As per credit costs for college courses spike, the impact of poor advice from a college counselor can mean a disturbing amount of misplaced time and money. So Austin Peay State University mathematics professor Tristan Denley designed a course-recommendation system for students to suppliment their regular college counselor visits. This system, effectively, would take human errors (and mood swings and bad judgment) out of the equation. Among the results, according to Denley, have been an increase in GPA and fewer dropouts. Computers are not a panacea yet: They can't recommend a career options or whisper secrets about bad professors. But, for what may ultimately be one of the most important decisions of your life, course selection, computers can have a leg up on the human competition.

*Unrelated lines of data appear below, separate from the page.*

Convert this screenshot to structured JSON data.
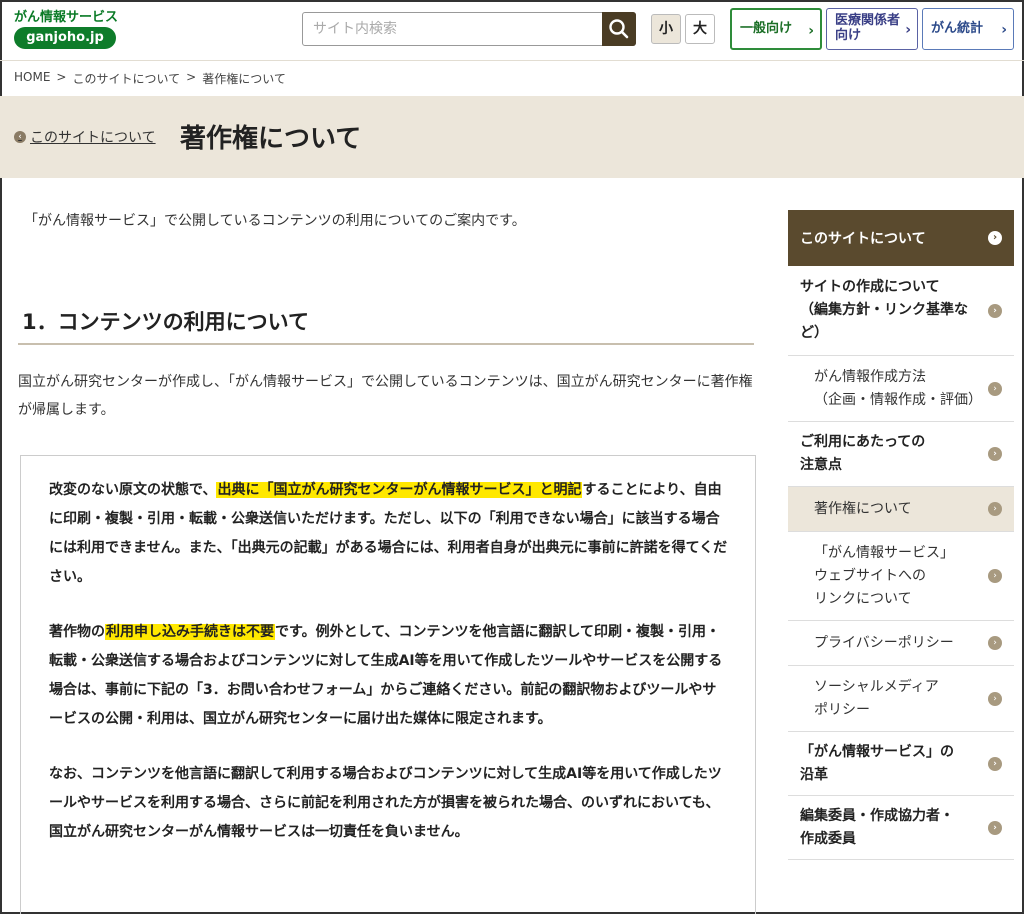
{
  "header": {
    "logo_text": "がん情報サービス",
    "logo_badge": "ganjoho.jp",
    "search_placeholder": "サイト内検索",
    "font_small": "小",
    "font_large": "大",
    "nav": [
      {
        "label": "一般向け"
      },
      {
        "label": "医療関係者向け",
        "line1": "医療関係者",
        "line2": "向け"
      },
      {
        "label": "がん統計"
      }
    ]
  },
  "breadcrumb": [
    "HOME",
    ">",
    "このサイトについて",
    ">",
    "著作権について"
  ],
  "title_band": {
    "back_link": "このサイトについて",
    "title": "著作権について"
  },
  "main": {
    "intro": "「がん情報サービス」で公開しているコンテンツの利用についてのご案内です。",
    "section_heading": "1．コンテンツの利用について",
    "para1": "国立がん研究センターが作成し、「がん情報サービス」で公開しているコンテンツは、国立がん研究センターに著作権が帰属します。",
    "notice": {
      "p1_before": "改変のない原文の状態で、",
      "p1_highlight": "出典に「国立がん研究センターがん情報サービス」と明記",
      "p1_after": "することにより、自由に印刷・複製・引用・転載・公衆送信いただけます。ただし、以下の「利用できない場合」に該当する場合には利用できません。また、「出典元の記載」がある場合には、利用者自身が出典元に事前に許諾を得てください。",
      "p2_before": "著作物の",
      "p2_highlight": "利用申し込み手続きは不要",
      "p2_after": "です。例外として、コンテンツを他言語に翻訳して印刷・複製・引用・転載・公衆送信する場合およびコンテンツに対して生成AI等を用いて作成したツールやサービスを公開する場合は、事前に下記の「3．お問い合わせフォーム」からご連絡ください。前記の翻訳物およびツールやサービスの公開・利用は、国立がん研究センターに届け出た媒体に限定されます。",
      "p3": "なお、コンテンツを他言語に翻訳して利用する場合およびコンテンツに対して生成AI等を用いて作成したツールやサービスを利用する場合、さらに前記を利用された方が損害を被られた場合、のいずれにおいても、国立がん研究センターがん情報サービスは一切責任を負いません。"
    }
  },
  "sidebar": {
    "header": "このサイトについて",
    "items": [
      {
        "label": "サイトの作成について（編集方針・リンク基準など）",
        "lines": [
          "サイトの作成について",
          "（編集方針・リンク基準な",
          "ど）"
        ],
        "level": "main"
      },
      {
        "label": "がん情報作成方法（企画・情報作成・評価）",
        "lines": [
          "がん情報作成方法",
          "（企画・情報作成・評価）"
        ],
        "level": "sub"
      },
      {
        "label": "ご利用にあたっての注意点",
        "lines": [
          "ご利用にあたっての",
          "注意点"
        ],
        "level": "main"
      },
      {
        "label": "著作権について",
        "lines": [
          "著作権について"
        ],
        "level": "sub",
        "active": true
      },
      {
        "label": "「がん情報サービス」ウェブサイトへのリンクについて",
        "lines": [
          "「がん情報サービス」",
          "ウェブサイトへの",
          "リンクについて"
        ],
        "level": "sub"
      },
      {
        "label": "プライバシーポリシー",
        "lines": [
          "プライバシーポリシー"
        ],
        "level": "sub"
      },
      {
        "label": "ソーシャルメディアポリシー",
        "lines": [
          "ソーシャルメディア",
          "ポリシー"
        ],
        "level": "sub"
      },
      {
        "label": "「がん情報サービス」の沿革",
        "lines": [
          "「がん情報サービス」の",
          "沿革"
        ],
        "level": "main"
      },
      {
        "label": "編集委員・作成協力者・作成委員",
        "lines": [
          "編集委員・作成協力者・",
          "作成委員"
        ],
        "level": "main"
      }
    ]
  },
  "colors": {
    "brand_green": "#0e7c2a",
    "band_beige": "#ece6da",
    "sidebar_dark": "#5a4a2e",
    "highlight": "#ffe800"
  }
}
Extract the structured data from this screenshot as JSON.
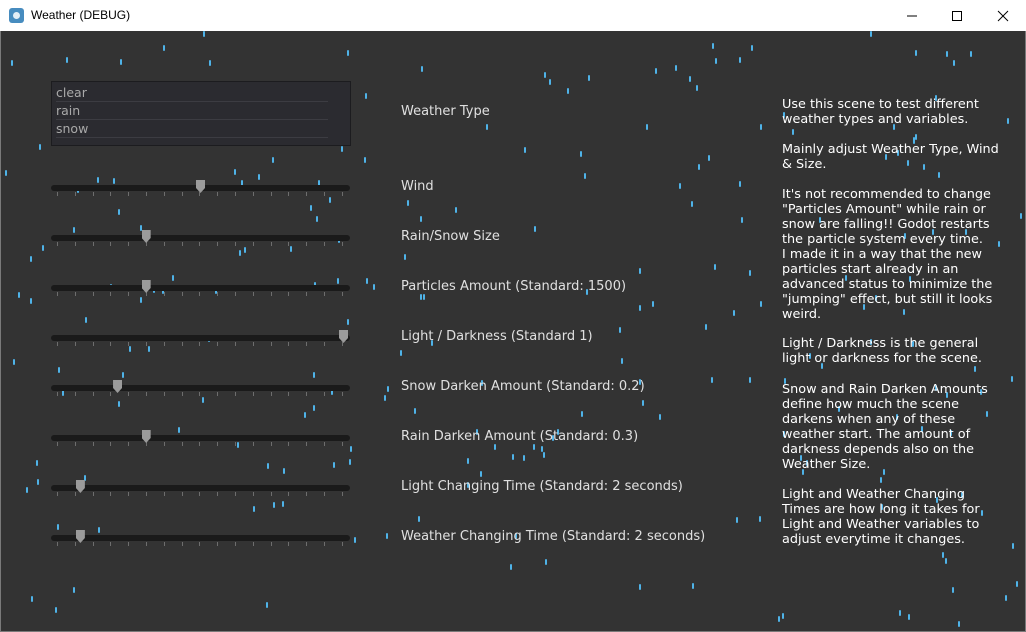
{
  "window": {
    "title": "Weather (DEBUG)"
  },
  "weather_list": {
    "items": [
      "clear",
      "rain",
      "snow"
    ]
  },
  "controls": [
    {
      "label": "Weather Type"
    },
    {
      "label": "Wind",
      "value": 0.5
    },
    {
      "label": "Rain/Snow Size",
      "value": 0.31
    },
    {
      "label": "Particles Amount (Standard: 1500)",
      "value": 0.31
    },
    {
      "label": "Light / Darkness (Standard 1)",
      "value": 1.0
    },
    {
      "label": "Snow Darken Amount (Standard: 0.2)",
      "value": 0.21
    },
    {
      "label": "Rain Darken Amount (Standard: 0.3)",
      "value": 0.31
    },
    {
      "label": "Light Changing Time (Standard: 2 seconds)",
      "value": 0.08
    },
    {
      "label": "Weather Changing Time (Standard: 2 seconds)",
      "value": 0.08
    }
  ],
  "help_text": {
    "p1": "Use this scene to test different weather types and variables.",
    "p2": "Mainly adjust Weather Type, Wind & Size.",
    "p3": "It's not recommended to change \"Particles Amount\" while rain or snow are falling!!  Godot restarts the particle system every time.\nI made it in a way that the new particles start already in an advanced status to minimize the \"jumping\" effect, but still it looks weird.",
    "p4": "Light / Darkness is the general light or darkness for the scene.",
    "p5": "Snow and Rain Darken Amounts define how much the scene darkens when any of these weather start. The amount of darkness depends also on the Weather Size.",
    "p6": "Light and Weather Changing Times are how long it takes for Light and Weather variables to adjust everytime it changes."
  },
  "colors": {
    "background": "#333333",
    "raindrop": "#4fb3e8",
    "text": "#e0e0e0",
    "help_text": "#ffffff"
  },
  "icons": {
    "app": "godot-icon",
    "minimize": "minimize-icon",
    "maximize": "maximize-icon",
    "close": "close-icon"
  }
}
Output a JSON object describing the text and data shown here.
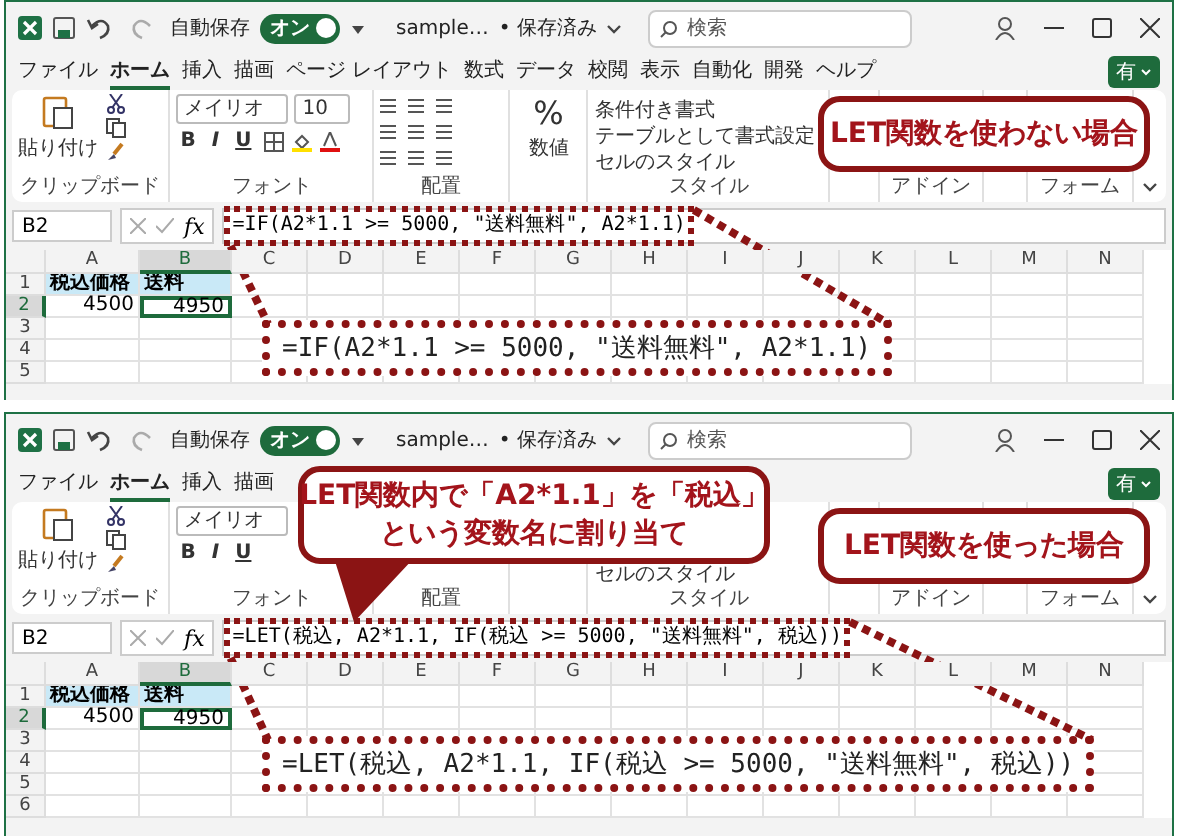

Dropping out of college is one one of the most debilitating epidemics in higher education: 44% of students never earn a bachelor's degree. The long tail of pessimism that fuels quitting can keep even the most diligent counselors in the dark about the cause and timeline of an at-risk student. Computers, however, have super-eagle vision that can zoom in on a trail of past dropouts, slice out the differences between students, and find if a single course (or topic) is the common characteristic. Denley told the The Chronicle of Higher Education that he suspects the course recommendation system helps students avoid signing up for courses they aren't yet qualified for, thus saving them from the premature doubt that may plague a student who is simply unprepared.
Students' romantic notions of calling themselves a "pre-med" can often outpace their tolerance for chemistry or their awareness of what doctors actually do. What should be done for the sizable numbers of students who jump off the pre-med track—or any other track, for that matter?
"I hope the major effect will be instead to open students' eyes to courses that they were dimly aware of," says Denley. Computers can find hidden patterns of interest and recommend topics students never even knew about.
Perhaps a doomed pre-med student who dabbled in art history has a bright career with artistic counseling, or a physicist who scored an A+ in architecture would be a great video game programmer.
Denley concludes: "If eHarmony works, well, why not this?"
[Image: Flickr user rebeca :)]